Dataset rows for apps and sites
§

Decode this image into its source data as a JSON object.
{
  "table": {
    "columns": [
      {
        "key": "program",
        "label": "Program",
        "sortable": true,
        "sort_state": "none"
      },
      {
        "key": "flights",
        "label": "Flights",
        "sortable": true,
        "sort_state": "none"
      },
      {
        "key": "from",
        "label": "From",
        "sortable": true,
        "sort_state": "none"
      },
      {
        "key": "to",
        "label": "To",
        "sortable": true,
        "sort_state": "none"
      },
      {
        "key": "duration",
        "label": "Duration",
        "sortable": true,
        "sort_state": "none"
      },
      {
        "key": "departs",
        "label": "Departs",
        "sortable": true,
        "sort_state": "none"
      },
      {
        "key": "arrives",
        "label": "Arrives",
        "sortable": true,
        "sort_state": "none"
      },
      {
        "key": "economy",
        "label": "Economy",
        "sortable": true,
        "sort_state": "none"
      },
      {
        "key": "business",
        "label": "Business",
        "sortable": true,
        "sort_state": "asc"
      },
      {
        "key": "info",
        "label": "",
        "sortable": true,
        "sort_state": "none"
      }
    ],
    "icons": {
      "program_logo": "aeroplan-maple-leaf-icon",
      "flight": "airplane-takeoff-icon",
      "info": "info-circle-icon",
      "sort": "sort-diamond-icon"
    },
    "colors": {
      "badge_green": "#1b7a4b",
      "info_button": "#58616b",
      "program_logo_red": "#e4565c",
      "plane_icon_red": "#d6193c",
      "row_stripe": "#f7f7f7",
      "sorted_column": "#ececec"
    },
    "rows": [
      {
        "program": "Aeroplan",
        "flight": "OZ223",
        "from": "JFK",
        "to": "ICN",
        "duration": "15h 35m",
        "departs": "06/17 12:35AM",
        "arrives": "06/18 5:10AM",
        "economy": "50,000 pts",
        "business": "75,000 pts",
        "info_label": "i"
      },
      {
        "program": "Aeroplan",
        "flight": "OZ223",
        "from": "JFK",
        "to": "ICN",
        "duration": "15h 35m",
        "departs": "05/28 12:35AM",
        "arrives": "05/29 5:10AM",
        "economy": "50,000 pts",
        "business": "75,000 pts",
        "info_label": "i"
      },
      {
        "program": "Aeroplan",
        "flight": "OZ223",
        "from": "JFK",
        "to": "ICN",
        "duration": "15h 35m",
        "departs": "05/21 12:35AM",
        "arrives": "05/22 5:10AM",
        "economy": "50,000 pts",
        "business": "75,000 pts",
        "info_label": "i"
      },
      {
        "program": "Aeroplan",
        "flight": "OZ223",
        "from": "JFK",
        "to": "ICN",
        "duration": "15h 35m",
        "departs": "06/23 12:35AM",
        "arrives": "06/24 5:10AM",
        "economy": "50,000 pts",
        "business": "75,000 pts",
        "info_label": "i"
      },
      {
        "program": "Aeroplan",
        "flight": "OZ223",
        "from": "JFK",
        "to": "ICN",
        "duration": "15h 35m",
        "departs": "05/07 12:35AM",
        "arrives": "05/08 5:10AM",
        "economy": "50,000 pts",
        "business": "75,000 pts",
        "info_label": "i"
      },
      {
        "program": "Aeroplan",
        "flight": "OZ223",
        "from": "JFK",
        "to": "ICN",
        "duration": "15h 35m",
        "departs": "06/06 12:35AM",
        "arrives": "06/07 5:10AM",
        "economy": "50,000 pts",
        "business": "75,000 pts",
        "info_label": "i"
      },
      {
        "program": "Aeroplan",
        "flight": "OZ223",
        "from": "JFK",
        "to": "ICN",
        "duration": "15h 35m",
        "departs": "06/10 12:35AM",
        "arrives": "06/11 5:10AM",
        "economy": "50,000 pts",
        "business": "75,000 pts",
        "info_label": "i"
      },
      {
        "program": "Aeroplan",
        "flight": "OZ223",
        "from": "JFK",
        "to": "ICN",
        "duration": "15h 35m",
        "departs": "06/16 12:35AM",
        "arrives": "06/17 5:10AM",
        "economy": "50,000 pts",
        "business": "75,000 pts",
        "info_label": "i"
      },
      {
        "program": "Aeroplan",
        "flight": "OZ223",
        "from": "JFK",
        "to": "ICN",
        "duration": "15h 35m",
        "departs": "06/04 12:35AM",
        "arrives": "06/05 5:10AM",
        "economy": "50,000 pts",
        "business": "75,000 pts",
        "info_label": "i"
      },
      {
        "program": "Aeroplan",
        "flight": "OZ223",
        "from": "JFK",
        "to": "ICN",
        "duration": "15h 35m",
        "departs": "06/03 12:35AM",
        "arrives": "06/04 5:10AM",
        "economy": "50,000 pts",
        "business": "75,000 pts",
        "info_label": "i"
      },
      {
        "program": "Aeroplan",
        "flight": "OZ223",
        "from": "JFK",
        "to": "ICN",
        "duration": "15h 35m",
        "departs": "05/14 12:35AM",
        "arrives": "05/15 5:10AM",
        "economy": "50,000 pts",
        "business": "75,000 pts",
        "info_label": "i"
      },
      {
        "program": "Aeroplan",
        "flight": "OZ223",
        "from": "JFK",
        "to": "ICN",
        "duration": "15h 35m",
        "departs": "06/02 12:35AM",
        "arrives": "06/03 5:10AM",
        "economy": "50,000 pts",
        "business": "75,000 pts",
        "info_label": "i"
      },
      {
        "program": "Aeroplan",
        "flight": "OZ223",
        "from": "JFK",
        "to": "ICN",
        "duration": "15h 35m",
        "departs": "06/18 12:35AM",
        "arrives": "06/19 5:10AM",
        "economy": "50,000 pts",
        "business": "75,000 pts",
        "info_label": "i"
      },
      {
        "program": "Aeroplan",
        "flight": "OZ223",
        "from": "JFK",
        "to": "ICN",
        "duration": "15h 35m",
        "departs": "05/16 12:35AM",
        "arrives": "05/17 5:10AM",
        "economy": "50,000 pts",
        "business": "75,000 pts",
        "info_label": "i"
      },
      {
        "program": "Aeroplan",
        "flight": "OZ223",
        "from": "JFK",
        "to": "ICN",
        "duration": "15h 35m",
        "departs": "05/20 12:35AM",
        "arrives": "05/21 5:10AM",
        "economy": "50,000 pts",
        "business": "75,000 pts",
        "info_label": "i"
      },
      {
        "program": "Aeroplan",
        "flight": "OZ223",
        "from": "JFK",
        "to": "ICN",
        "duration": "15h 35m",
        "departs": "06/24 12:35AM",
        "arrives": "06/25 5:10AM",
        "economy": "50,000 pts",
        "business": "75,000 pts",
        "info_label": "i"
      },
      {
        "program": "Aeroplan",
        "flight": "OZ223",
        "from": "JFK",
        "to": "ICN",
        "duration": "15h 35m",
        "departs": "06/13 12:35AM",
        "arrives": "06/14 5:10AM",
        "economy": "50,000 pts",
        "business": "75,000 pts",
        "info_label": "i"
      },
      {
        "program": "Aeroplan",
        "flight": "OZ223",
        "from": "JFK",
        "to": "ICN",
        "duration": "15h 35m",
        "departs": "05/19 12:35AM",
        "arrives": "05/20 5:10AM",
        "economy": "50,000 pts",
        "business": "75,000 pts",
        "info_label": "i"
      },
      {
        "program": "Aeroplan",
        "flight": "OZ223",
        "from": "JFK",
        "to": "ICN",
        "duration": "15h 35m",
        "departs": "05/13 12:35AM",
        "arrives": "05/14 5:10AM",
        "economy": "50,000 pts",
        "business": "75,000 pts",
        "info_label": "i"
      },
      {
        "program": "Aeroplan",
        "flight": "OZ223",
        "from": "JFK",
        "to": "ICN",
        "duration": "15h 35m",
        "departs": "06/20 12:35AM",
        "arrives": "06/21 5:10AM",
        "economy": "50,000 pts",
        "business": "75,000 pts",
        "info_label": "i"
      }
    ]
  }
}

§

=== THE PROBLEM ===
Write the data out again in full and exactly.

=== RESULT FOR THIS TASK ===
Decode this image into its source data as a JSON object.
{
  "table": {
    "columns": [
      {
        "key": "program",
        "label": "Program",
        "sortable": true,
        "sort_state": "none"
      },
      {
        "key": "flights",
        "label": "Flights",
        "sortable": true,
        "sort_state": "none"
      },
      {
        "key": "from",
        "label": "From",
        "sortable": true,
        "sort_state": "none"
      },
      {
        "key": "to",
        "label": "To",
        "sortable": true,
        "sort_state": "none"
      },
      {
        "key": "duration",
        "label": "Duration",
        "sortable": true,
        "sort_state": "none"
      },
      {
        "key": "departs",
        "label": "Departs",
        "sortable": true,
        "sort_state": "none"
      },
      {
        "key": "arrives",
        "label": "Arrives",
        "sortable": true,
        "sort_state": "none"
      },
      {
        "key": "economy",
        "label": "Economy",
        "sortable": true,
        "sort_state": "none"
      },
      {
        "key": "business",
        "label": "Business",
        "sortable": true,
        "sort_state": "asc"
      },
      {
        "key": "info",
        "label": "",
        "sortable": true,
        "sort_state": "none"
      }
    ],
    "icons": {
      "program_logo": "aeroplan-maple-leaf-icon",
      "flight": "airplane-takeoff-icon",
      "info": "info-circle-icon",
      "sort": "sort-diamond-icon"
    },
    "colors": {
      "badge_green": "#1b7a4b",
      "info_button": "#58616b",
      "program_logo_red": "#e4565c",
      "plane_icon_red": "#d6193c",
      "row_stripe": "#f7f7f7",
      "sorted_column": "#ececec"
    },
    "rows": [
      {
        "program": "Aeroplan",
        "flight": "OZ223",
        "from": "JFK",
        "to": "ICN",
        "duration": "15h 35m",
        "departs": "06/17 12:35AM",
        "arrives": "06/18 5:10AM",
        "economy": "50,000 pts",
        "business": "75,000 pts",
        "info_label": "i"
      },
      {
        "program": "Aeroplan",
        "flight": "OZ223",
        "from": "JFK",
        "to": "ICN",
        "duration": "15h 35m",
        "departs": "05/28 12:35AM",
        "arrives": "05/29 5:10AM",
        "economy": "50,000 pts",
        "business": "75,000 pts",
        "info_label": "i"
      },
      {
        "program": "Aeroplan",
        "flight": "OZ223",
        "from": "JFK",
        "to": "ICN",
        "duration": "15h 35m",
        "departs": "05/21 12:35AM",
        "arrives": "05/22 5:10AM",
        "economy": "50,000 pts",
        "business": "75,000 pts",
        "info_label": "i"
      },
      {
        "program": "Aeroplan",
        "flight": "OZ223",
        "from": "JFK",
        "to": "ICN",
        "duration": "15h 35m",
        "departs": "06/23 12:35AM",
        "arrives": "06/24 5:10AM",
        "economy": "50,000 pts",
        "business": "75,000 pts",
        "info_label": "i"
      },
      {
        "program": "Aeroplan",
        "flight": "OZ223",
        "from": "JFK",
        "to": "ICN",
        "duration": "15h 35m",
        "departs": "05/07 12:35AM",
        "arrives": "05/08 5:10AM",
        "economy": "50,000 pts",
        "business": "75,000 pts",
        "info_label": "i"
      },
      {
        "program": "Aeroplan",
        "flight": "OZ223",
        "from": "JFK",
        "to": "ICN",
        "duration": "15h 35m",
        "departs": "06/06 12:35AM",
        "arrives": "06/07 5:10AM",
        "economy": "50,000 pts",
        "business": "75,000 pts",
        "info_label": "i"
      },
      {
        "program": "Aeroplan",
        "flight": "OZ223",
        "from": "JFK",
        "to": "ICN",
        "duration": "15h 35m",
        "departs": "06/10 12:35AM",
        "arrives": "06/11 5:10AM",
        "economy": "50,000 pts",
        "business": "75,000 pts",
        "info_label": "i"
      },
      {
        "program": "Aeroplan",
        "flight": "OZ223",
        "from": "JFK",
        "to": "ICN",
        "duration": "15h 35m",
        "departs": "06/16 12:35AM",
        "arrives": "06/17 5:10AM",
        "economy": "50,000 pts",
        "business": "75,000 pts",
        "info_label": "i"
      },
      {
        "program": "Aeroplan",
        "flight": "OZ223",
        "from": "JFK",
        "to": "ICN",
        "duration": "15h 35m",
        "departs": "06/04 12:35AM",
        "arrives": "06/05 5:10AM",
        "economy": "50,000 pts",
        "business": "75,000 pts",
        "info_label": "i"
      },
      {
        "program": "Aeroplan",
        "flight": "OZ223",
        "from": "JFK",
        "to": "ICN",
        "duration": "15h 35m",
        "departs": "06/03 12:35AM",
        "arrives": "06/04 5:10AM",
        "economy": "50,000 pts",
        "business": "75,000 pts",
        "info_label": "i"
      },
      {
        "program": "Aeroplan",
        "flight": "OZ223",
        "from": "JFK",
        "to": "ICN",
        "duration": "15h 35m",
        "departs": "05/14 12:35AM",
        "arrives": "05/15 5:10AM",
        "economy": "50,000 pts",
        "business": "75,000 pts",
        "info_label": "i"
      },
      {
        "program": "Aeroplan",
        "flight": "OZ223",
        "from": "JFK",
        "to": "ICN",
        "duration": "15h 35m",
        "departs": "06/02 12:35AM",
        "arrives": "06/03 5:10AM",
        "economy": "50,000 pts",
        "business": "75,000 pts",
        "info_label": "i"
      },
      {
        "program": "Aeroplan",
        "flight": "OZ223",
        "from": "JFK",
        "to": "ICN",
        "duration": "15h 35m",
        "departs": "06/18 12:35AM",
        "arrives": "06/19 5:10AM",
        "economy": "50,000 pts",
        "business": "75,000 pts",
        "info_label": "i"
      },
      {
        "program": "Aeroplan",
        "flight": "OZ223",
        "from": "JFK",
        "to": "ICN",
        "duration": "15h 35m",
        "departs": "05/16 12:35AM",
        "arrives": "05/17 5:10AM",
        "economy": "50,000 pts",
        "business": "75,000 pts",
        "info_label": "i"
      },
      {
        "program": "Aeroplan",
        "flight": "OZ223",
        "from": "JFK",
        "to": "ICN",
        "duration": "15h 35m",
        "departs": "05/20 12:35AM",
        "arrives": "05/21 5:10AM",
        "economy": "50,000 pts",
        "business": "75,000 pts",
        "info_label": "i"
      },
      {
        "program": "Aeroplan",
        "flight": "OZ223",
        "from": "JFK",
        "to": "ICN",
        "duration": "15h 35m",
        "departs": "06/24 12:35AM",
        "arrives": "06/25 5:10AM",
        "economy": "50,000 pts",
        "business": "75,000 pts",
        "info_label": "i"
      },
      {
        "program": "Aeroplan",
        "flight": "OZ223",
        "from": "JFK",
        "to": "ICN",
        "duration": "15h 35m",
        "departs": "06/13 12:35AM",
        "arrives": "06/14 5:10AM",
        "economy": "50,000 pts",
        "business": "75,000 pts",
        "info_label": "i"
      },
      {
        "program": "Aeroplan",
        "flight": "OZ223",
        "from": "JFK",
        "to": "ICN",
        "duration": "15h 35m",
        "departs": "05/19 12:35AM",
        "arrives": "05/20 5:10AM",
        "economy": "50,000 pts",
        "business": "75,000 pts",
        "info_label": "i"
      },
      {
        "program": "Aeroplan",
        "flight": "OZ223",
        "from": "JFK",
        "to": "ICN",
        "duration": "15h 35m",
        "departs": "05/13 12:35AM",
        "arrives": "05/14 5:10AM",
        "economy": "50,000 pts",
        "business": "75,000 pts",
        "info_label": "i"
      },
      {
        "program": "Aeroplan",
        "flight": "OZ223",
        "from": "JFK",
        "to": "ICN",
        "duration": "15h 35m",
        "departs": "06/20 12:35AM",
        "arrives": "06/21 5:10AM",
        "economy": "50,000 pts",
        "business": "75,000 pts",
        "info_label": "i"
      }
    ]
  }
}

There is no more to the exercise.